Looks like I’m not the only one who goes running outside while on work trips abroad!
Just came across this on the National Geographic Blog on running while on assignment around the world – it also reminds me of the tour-running I did in London back in July but have just been too lazy to write about. (Actually, it’s not the writing, but getting the photos out of my phone that I find tedious!)
After a tiring week holed up in Mainz, Germany for work, I stopped by London for a weekend. I haven’t been back since I left more than 2 years ago. So I snuck out early one morning to revisit one of my favourite stretches of London.
I remember when I used to cycle this towpath at night, often going to or returning from a visit to Nasty’s place in Limehouse, and later when he moved, in Shoreditch. Or I’d be going home from bootcamp at Victoria Park. Or just from one of the pubs. It was a good way to avoid traffic and the always scary Shoreditch roundabout.
But at the same time, I never felt at ease being on the towpath alone in the dark. Once in a while, you hear stories of muggings along the canal: Teenagers throwing chains to catch your wheels. Getting beaten up by your own D-lock. People making away with your bike. These were things I always had in my mind as I peddled home each night, praying that no one will jump out at me after that next bridge…
Funnily enough, I’ve never ran along the canal. In fact, I never ran when I was living there. So much was always going on in London, running was the furthest thing I had on my mind. I loved my bike, and climbing was my favourite activity.
So given this chance to stop by London, I spent it revisiting some of my favourite places. This day, I ran from Dalston to Victoria Park. Or rather, I more like shuffle-jogged. I don’t think I ever recovered from jet-lag flying from Hong Kong to Germany and it followed me all the way to London. The day was great, the air crisp, and I was eager to see the sights. But my body and legs just weren’t up to it.
The canal was like a central spine, different spots leading off into my many memories of London. Around here in the photo above was the turn off to Broadway Market, one of my favourites places to be. Saturday morning stalls of pies, dips, hog roasts and tea. Mmmmmm….This is also where our friend Rob had a taste of a hummus-like dip I bought and ended up in hospital with a really bad case of nut allergy. Uh-oh.
A lot of time was spent in Victoria Park as well. It was the closest park to our houses and I grew to love it. We were here for Guy Fawkes night fireworks, fun fairs, and bootcamp in the snow. But mostly we came here just to hangout, have a cup of tea, or maybe one of the nice breakfasts at the Pavilion. If you are ever in the vicinity, you should check out Bagel on the Park as well. I never ate there as much as I should have!

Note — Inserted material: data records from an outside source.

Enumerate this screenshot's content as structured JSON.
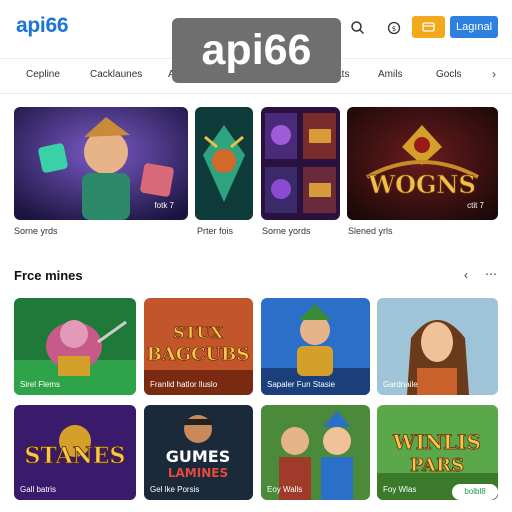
{
  "header": {
    "logo": "api66",
    "login_label": "Lagınal",
    "watermark": "api66",
    "icons": [
      "search-icon",
      "coin-icon",
      "wallet-icon"
    ]
  },
  "nav": {
    "items": [
      "Cepline",
      "Cacklaunes",
      "Ar",
      "Ats",
      "Amils",
      "Gocls"
    ],
    "next_icon": "chevron-right-icon"
  },
  "featured": [
    {
      "caption": "Sorne yrds",
      "overlay": "fotk 7"
    },
    {
      "caption": "Prter fois",
      "overlay": ""
    },
    {
      "caption": "Sorne yords",
      "overlay": ""
    },
    {
      "caption": "Slened yrls",
      "overlay": "ctit 7",
      "art_text": "WOGNS"
    }
  ],
  "section": {
    "title": "Frce mines",
    "prev_icon": "chevron-left-icon",
    "more_icon": "more-icon"
  },
  "games": [
    {
      "caption": "Sirel Flems",
      "art_text": ""
    },
    {
      "caption": "Franlid hatlor lluslo",
      "art_text": "STUX BAGCUBS"
    },
    {
      "caption": "Sapaler Fun Stasie",
      "art_text": ""
    },
    {
      "caption": "Gardnaile",
      "art_text": ""
    },
    {
      "caption": "Gall batris",
      "art_text": "STANES"
    },
    {
      "caption": "Gel lke Porsis",
      "art_text": "GUMES LAMINES"
    },
    {
      "caption": "Eoy Walls",
      "art_text": ""
    },
    {
      "caption": "Foy Wlas",
      "art_text": "WINLIS PARS",
      "badge": "bolbl8"
    }
  ],
  "colors": {
    "accent": "#2d7fe0",
    "deposit": "#f4a81c",
    "logo": "#1b74d8"
  }
}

The narrow boats were always a colorful and interesting part of the canal. Maybe one of these days, I’d be able to travel through the canals on a narrow boat. Perhaps that’s what the next step should be. Now that I’ve walked, ran, and cycled my little stretch of the canal, next would be to get in the water itself. On a boat of course.

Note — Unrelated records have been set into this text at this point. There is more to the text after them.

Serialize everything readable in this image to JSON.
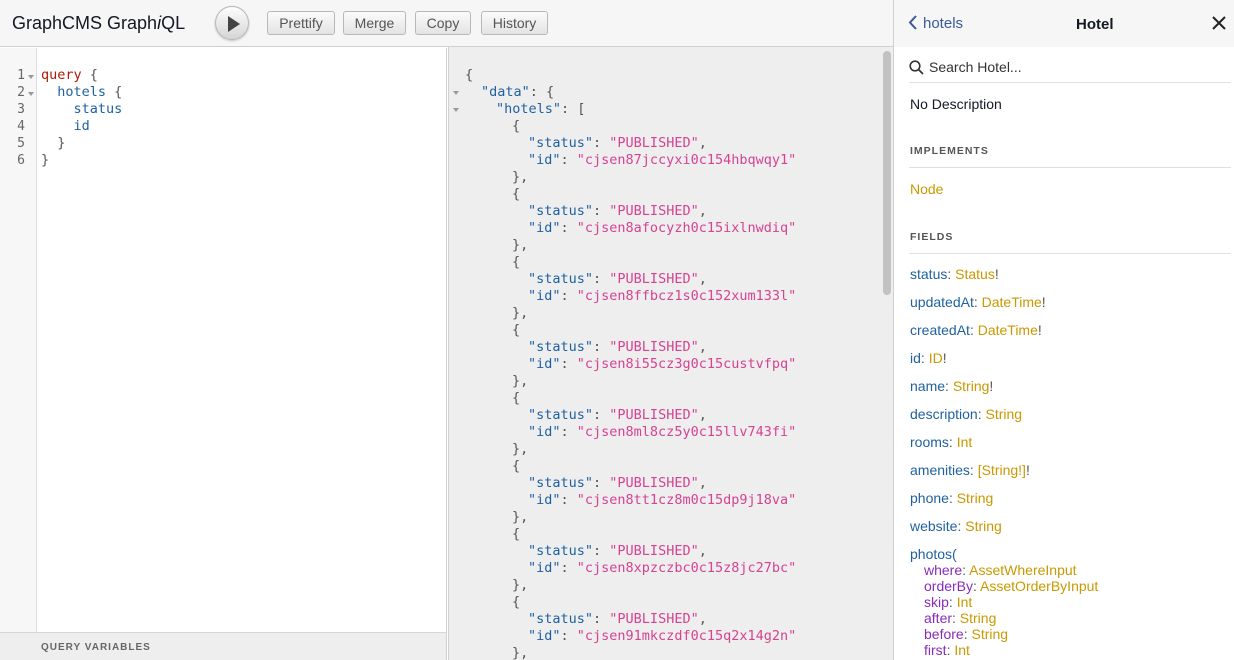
{
  "app": {
    "title_plain": "GraphCMS Graph",
    "title_italic": "i",
    "title_tail": "QL"
  },
  "toolbar": {
    "prettify": "Prettify",
    "merge": "Merge",
    "copy": "Copy",
    "history": "History"
  },
  "query": {
    "line_numbers": [
      "1",
      "2",
      "3",
      "4",
      "5",
      "6"
    ],
    "lines": [
      {
        "kw": "query",
        "rest": " {"
      },
      {
        "field": "  hotels",
        "rest": " {"
      },
      {
        "field": "    status",
        "rest": ""
      },
      {
        "field": "    id",
        "rest": ""
      },
      {
        "field": "",
        "rest": "  }"
      },
      {
        "field": "",
        "rest": "}"
      }
    ],
    "variables_label": "QUERY VARIABLES"
  },
  "result": {
    "open_brace": "{",
    "data_key": "\"data\"",
    "hotels_key": "\"hotels\"",
    "status_key": "\"status\"",
    "id_key": "\"id\"",
    "items": [
      {
        "status": "\"PUBLISHED\"",
        "id": "\"cjsen87jccyxi0c154hbqwqy1\""
      },
      {
        "status": "\"PUBLISHED\"",
        "id": "\"cjsen8afocyzh0c15ixlnwdiq\""
      },
      {
        "status": "\"PUBLISHED\"",
        "id": "\"cjsen8ffbcz1s0c152xum133l\""
      },
      {
        "status": "\"PUBLISHED\"",
        "id": "\"cjsen8i55cz3g0c15custvfpq\""
      },
      {
        "status": "\"PUBLISHED\"",
        "id": "\"cjsen8ml8cz5y0c15llv743fi\""
      },
      {
        "status": "\"PUBLISHED\"",
        "id": "\"cjsen8tt1cz8m0c15dp9j18va\""
      },
      {
        "status": "\"PUBLISHED\"",
        "id": "\"cjsen8xpzczbc0c15z8jc27bc\""
      },
      {
        "status": "\"PUBLISHED\"",
        "id": "\"cjsen91mkczdf0c15q2x14g2n\""
      }
    ]
  },
  "docs": {
    "back_label": "hotels",
    "title": "Hotel",
    "search_placeholder": "Search Hotel...",
    "description": "No Description",
    "implements_label": "IMPLEMENTS",
    "implements": "Node",
    "fields_label": "FIELDS",
    "fields": [
      {
        "name": "status",
        "type": "Status",
        "bang": "!"
      },
      {
        "name": "updatedAt",
        "type": "DateTime",
        "bang": "!"
      },
      {
        "name": "createdAt",
        "type": "DateTime",
        "bang": "!"
      },
      {
        "name": "id",
        "type": "ID",
        "bang": "!"
      },
      {
        "name": "name",
        "type": "String",
        "bang": "!"
      },
      {
        "name": "description",
        "type": "String",
        "bang": ""
      },
      {
        "name": "rooms",
        "type": "Int",
        "bang": ""
      },
      {
        "name": "amenities",
        "type": "[String!]",
        "bang": "!"
      },
      {
        "name": "phone",
        "type": "String",
        "bang": ""
      },
      {
        "name": "website",
        "type": "String",
        "bang": ""
      }
    ],
    "photos_field": "photos(",
    "photos_args": [
      {
        "name": "where",
        "type": "AssetWhereInput"
      },
      {
        "name": "orderBy",
        "type": "AssetOrderByInput"
      },
      {
        "name": "skip",
        "type": "Int"
      },
      {
        "name": "after",
        "type": "String"
      },
      {
        "name": "before",
        "type": "String"
      },
      {
        "name": "first",
        "type": "Int"
      }
    ]
  }
}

This is what I remember of London. This is the London that I grew to love. The canal. Victoria Park. The colours of the narrow boats. Cycling on the towpath. Hanging out at markets. Climbing. Nice cozy pubs.
Once, a friend asked me why I need to run on my travels. Could you not see all the same things just by walking anyways, she said. I didn’t know how to answer her. Perhaps I could’ve said that it’s convenient – I get to see the sights and get my daily exercise done all in one go before I have to cater to the wills and whims of my travel companions?
Reality is, it’s all that, but also, particularly in cities I’ve never been to, running takes me places I would otherwise not go, show me sights I would otherwise not see. What’s around the corner? What’s at the end of that street? Can I try a different way back to the hotel? What if I just run one more block? There’s an element of chance, luck, and exploration. There’s a feeling of freedom because you’re not carrying a map, a notebook, your jacket, passport, or wallet.
You feel more liberated. Not confined by the baggage of a traveller. You just go.